While progress has been slow by some standards, Laura and Jared have celebrated every step, every new skill, and now hope to reach another milestone.
Both boys have always been fed through a tube that carries food pureed by their parents directly to their stomachs. Laura and Jared recently learned of a program that may allow Tyson to eat normally.
The two now have hope that through Sensory Therapies and Research Center in Colorado (the STAR Center), Tyson can take another big step forward.
“I’m excited to think that he would be able to eat Cheerios and peanut butter sandwiches,” she said. “It would be one less thing to make him different.”
“And it would allow him to be more independent,” added his father, a technical sergeant at Hill Air Force Base.
At the eight-week camp, which one parent would attend with him, Tyson would learn how to deal with the sound of eating since his lack of sight has made him more sensitive to sounds. He would also learn to deal with other sensory issues such as taste, texture and smell.
“We know this is the right time for him,” said his mother, “it’s just a matter of coming up with the money.”
In fact, $20,000 is needed for the camp, an amount not covered by the family’s insurance.
To help raise the necessary funds, the Grahams and their friends have set up a fundraiser in conjunction with the Salt Lake City Marathon, set for April 21.
The Grahams were given eight spots and runners will be seeking donations and pledges in hopes of raising enough to cover the cost of the camp. Any who donate more than $5 through their website, www.moveyourfeet2eat.org, will receive a wristband.
A fund has also been set up at Wells Fargo banks for those interested in donating, also called “moveyourfeet2eat.”

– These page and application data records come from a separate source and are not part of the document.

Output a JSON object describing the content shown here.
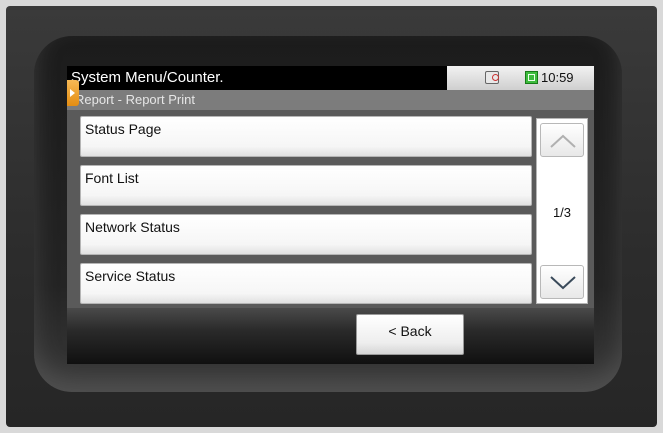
{
  "header": {
    "title": "System Menu/Counter.",
    "subtitle": "Report - Report Print",
    "time": "10:59",
    "icons": {
      "status_fax": "fax-status-icon",
      "clock": "clock-icon"
    }
  },
  "menu": {
    "items": [
      {
        "label": "Status Page"
      },
      {
        "label": "Font List"
      },
      {
        "label": "Network Status"
      },
      {
        "label": "Service Status"
      }
    ]
  },
  "pager": {
    "page": "1/3",
    "up_icon": "chevron-up-icon",
    "down_icon": "chevron-down-icon"
  },
  "footer": {
    "back_label": "< Back"
  },
  "colors": {
    "accent": "#e89a24",
    "clock_green": "#3dbb3d"
  }
}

“We think our boys are awesome, amazing, fun,” said Laura, adding that every child “presents their own challenges in different ways” to parents.
“We’re excited for this opportunity,” she said. “We feel good about it.”